The Savior Complex

By Gina Rhodes


I believe that childhood trauma can lead to a life of codependency. As a child you were powerless to “fix” things, leaving you with unresolved feelings of loss, guilt, shame that you spend the rest of your life trying to overcome.


Because of this, you forever find yourself taking on the roll of  “the savior,” satiating that chronic need to rescue. You will seek out those in need. You’ll be the first one to offer a place to stay, loan money, pay bills for others. You’ll find yourself “fixing” everyone else’s problems, but not your own.


You may well be described as overly empathetic. You seek admiration, or validation. This behavior will elevate your self-esteem temporarily. However, this puts you, “the savior,” in a very vulnerable position. Eventually, you will be bled dry. You will slowly become resentful. You feel that without you “they” do not stand a chance. This feeds your low self-esteem and ego.


You are also not actually helping. By “fixing” everyone else’s problems, you are essentially robbing them of life’s greatest gift: experience. Of course we want everyone to succeed but when you are providing everything, you’re not allowing those you “fix” to truly flourish. To stand on their own two feet. By solving and fixing their problems, you deny them their sense of self-esteem.


Self-esteem is at the root of your “savior” complex, and it is what you have to face if you truly want those you love who are recovering from addiction to succeed. You need to understand that healthy self-esteem gives you the ability to be authentic and honest with the people in your life. You don’t need to be the “savior,” that is not the role that gives you your self-worth.
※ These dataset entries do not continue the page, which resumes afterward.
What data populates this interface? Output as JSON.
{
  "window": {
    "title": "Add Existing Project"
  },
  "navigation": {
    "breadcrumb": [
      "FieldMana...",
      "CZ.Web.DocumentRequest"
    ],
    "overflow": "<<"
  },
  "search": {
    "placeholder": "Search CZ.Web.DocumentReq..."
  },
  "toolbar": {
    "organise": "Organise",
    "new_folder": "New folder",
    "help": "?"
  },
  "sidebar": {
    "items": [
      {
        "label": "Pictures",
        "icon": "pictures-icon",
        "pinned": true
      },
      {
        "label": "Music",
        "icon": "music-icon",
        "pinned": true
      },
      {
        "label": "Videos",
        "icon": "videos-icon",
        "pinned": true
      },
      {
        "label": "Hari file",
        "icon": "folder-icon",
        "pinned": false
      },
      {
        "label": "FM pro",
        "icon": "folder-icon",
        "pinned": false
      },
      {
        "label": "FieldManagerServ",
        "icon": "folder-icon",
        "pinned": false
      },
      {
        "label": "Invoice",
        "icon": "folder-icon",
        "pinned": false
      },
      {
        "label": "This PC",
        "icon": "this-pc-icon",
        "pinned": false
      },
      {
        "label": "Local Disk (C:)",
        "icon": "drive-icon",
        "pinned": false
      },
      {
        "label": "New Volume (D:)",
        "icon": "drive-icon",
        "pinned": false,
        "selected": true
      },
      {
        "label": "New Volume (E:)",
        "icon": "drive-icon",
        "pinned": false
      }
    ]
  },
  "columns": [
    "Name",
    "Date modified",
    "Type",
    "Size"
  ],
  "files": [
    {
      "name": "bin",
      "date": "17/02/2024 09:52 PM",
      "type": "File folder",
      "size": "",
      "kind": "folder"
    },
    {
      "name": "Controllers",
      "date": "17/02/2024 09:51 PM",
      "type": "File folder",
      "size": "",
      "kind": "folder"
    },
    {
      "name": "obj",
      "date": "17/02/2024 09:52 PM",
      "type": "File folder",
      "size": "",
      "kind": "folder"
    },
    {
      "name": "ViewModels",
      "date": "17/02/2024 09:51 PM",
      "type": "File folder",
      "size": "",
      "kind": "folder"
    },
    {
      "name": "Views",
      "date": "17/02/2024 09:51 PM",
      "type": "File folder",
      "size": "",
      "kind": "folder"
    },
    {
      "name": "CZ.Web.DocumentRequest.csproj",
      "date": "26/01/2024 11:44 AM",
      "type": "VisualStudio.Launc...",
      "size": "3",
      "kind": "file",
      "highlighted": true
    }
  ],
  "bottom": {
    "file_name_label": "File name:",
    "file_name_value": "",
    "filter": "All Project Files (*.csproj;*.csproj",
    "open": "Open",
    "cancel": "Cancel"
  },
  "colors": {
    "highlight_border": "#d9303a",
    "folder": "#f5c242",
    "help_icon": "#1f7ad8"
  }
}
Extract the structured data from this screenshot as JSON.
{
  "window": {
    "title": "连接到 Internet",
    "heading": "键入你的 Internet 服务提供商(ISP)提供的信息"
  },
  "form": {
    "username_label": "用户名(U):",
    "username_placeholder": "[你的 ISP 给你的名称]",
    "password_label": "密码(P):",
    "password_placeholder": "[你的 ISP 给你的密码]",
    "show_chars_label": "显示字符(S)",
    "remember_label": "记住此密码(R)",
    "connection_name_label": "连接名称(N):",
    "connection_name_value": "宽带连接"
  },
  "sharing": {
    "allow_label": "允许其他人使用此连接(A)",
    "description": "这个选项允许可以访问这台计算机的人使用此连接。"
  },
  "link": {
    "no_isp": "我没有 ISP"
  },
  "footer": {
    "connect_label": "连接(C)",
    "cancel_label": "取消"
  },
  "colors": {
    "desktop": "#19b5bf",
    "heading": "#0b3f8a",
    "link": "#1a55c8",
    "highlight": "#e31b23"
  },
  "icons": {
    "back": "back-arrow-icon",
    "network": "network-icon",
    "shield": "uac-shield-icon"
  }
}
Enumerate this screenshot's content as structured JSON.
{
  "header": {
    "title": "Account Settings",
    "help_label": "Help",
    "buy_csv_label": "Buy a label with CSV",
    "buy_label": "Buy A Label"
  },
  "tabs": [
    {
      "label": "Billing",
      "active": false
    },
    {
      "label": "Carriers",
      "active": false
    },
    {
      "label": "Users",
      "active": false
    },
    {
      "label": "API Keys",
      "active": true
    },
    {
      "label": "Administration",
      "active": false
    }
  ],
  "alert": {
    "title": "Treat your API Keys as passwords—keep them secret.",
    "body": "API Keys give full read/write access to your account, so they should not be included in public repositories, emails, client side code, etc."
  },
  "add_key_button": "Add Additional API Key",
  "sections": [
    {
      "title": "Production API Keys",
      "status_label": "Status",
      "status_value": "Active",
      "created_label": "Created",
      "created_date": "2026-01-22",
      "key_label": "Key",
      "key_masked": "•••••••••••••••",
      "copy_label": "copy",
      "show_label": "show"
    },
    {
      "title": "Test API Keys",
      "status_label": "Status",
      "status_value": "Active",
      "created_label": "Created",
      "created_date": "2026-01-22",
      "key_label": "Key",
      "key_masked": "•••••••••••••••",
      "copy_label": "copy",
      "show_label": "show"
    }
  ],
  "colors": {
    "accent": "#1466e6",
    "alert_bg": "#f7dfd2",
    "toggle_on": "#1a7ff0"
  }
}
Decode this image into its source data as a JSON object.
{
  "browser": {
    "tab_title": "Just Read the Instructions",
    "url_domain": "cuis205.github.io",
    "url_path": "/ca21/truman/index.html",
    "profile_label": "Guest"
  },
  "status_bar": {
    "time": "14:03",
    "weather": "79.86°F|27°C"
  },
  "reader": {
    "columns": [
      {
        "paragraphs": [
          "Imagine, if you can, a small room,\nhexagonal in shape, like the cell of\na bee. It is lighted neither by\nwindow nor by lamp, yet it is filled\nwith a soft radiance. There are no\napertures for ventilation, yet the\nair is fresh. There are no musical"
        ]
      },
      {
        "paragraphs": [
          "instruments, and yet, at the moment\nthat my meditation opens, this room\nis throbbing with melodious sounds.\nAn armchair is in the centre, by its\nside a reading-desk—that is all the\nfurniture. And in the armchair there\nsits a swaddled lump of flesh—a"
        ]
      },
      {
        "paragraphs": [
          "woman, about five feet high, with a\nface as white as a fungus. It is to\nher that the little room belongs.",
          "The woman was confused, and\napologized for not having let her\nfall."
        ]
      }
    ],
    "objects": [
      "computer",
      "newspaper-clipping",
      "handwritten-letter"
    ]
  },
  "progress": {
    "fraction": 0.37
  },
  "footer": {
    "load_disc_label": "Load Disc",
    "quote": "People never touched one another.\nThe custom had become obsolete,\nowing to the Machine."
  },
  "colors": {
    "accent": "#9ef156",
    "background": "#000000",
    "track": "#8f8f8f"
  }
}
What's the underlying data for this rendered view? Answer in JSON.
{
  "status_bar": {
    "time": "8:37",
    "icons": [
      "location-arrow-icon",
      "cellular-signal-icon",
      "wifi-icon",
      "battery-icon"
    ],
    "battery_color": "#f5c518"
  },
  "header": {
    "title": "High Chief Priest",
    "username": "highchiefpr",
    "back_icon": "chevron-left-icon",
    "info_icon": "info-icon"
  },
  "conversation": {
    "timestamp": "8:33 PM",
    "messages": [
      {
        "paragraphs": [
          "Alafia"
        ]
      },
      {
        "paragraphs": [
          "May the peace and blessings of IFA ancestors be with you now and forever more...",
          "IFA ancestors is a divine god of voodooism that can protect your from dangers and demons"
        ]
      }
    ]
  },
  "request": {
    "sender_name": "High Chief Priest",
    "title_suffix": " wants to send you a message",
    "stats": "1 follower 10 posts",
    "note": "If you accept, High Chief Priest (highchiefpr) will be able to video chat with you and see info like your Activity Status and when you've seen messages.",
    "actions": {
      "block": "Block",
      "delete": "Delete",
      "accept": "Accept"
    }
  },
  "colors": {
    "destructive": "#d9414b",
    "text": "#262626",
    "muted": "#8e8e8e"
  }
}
By setting boundaries, you will realize your true worth. As a lifelong “fixer” myself, I know it’s not easy, and I still find myself struggling with this today. But little by little if you stop this behavior, you will lift a tremendous burden from your shoulders, step back into your life and allow others to own theirs.


Rescue yourself first, and watch as the people you love discover they can become their own saviors.

By | 2017-01-20T11:55:50+00:00 November 22nd, 2016|Addiction, Community, Families Healing Hearts, Recovery|0 Comments

About the Author:

Leave A Comment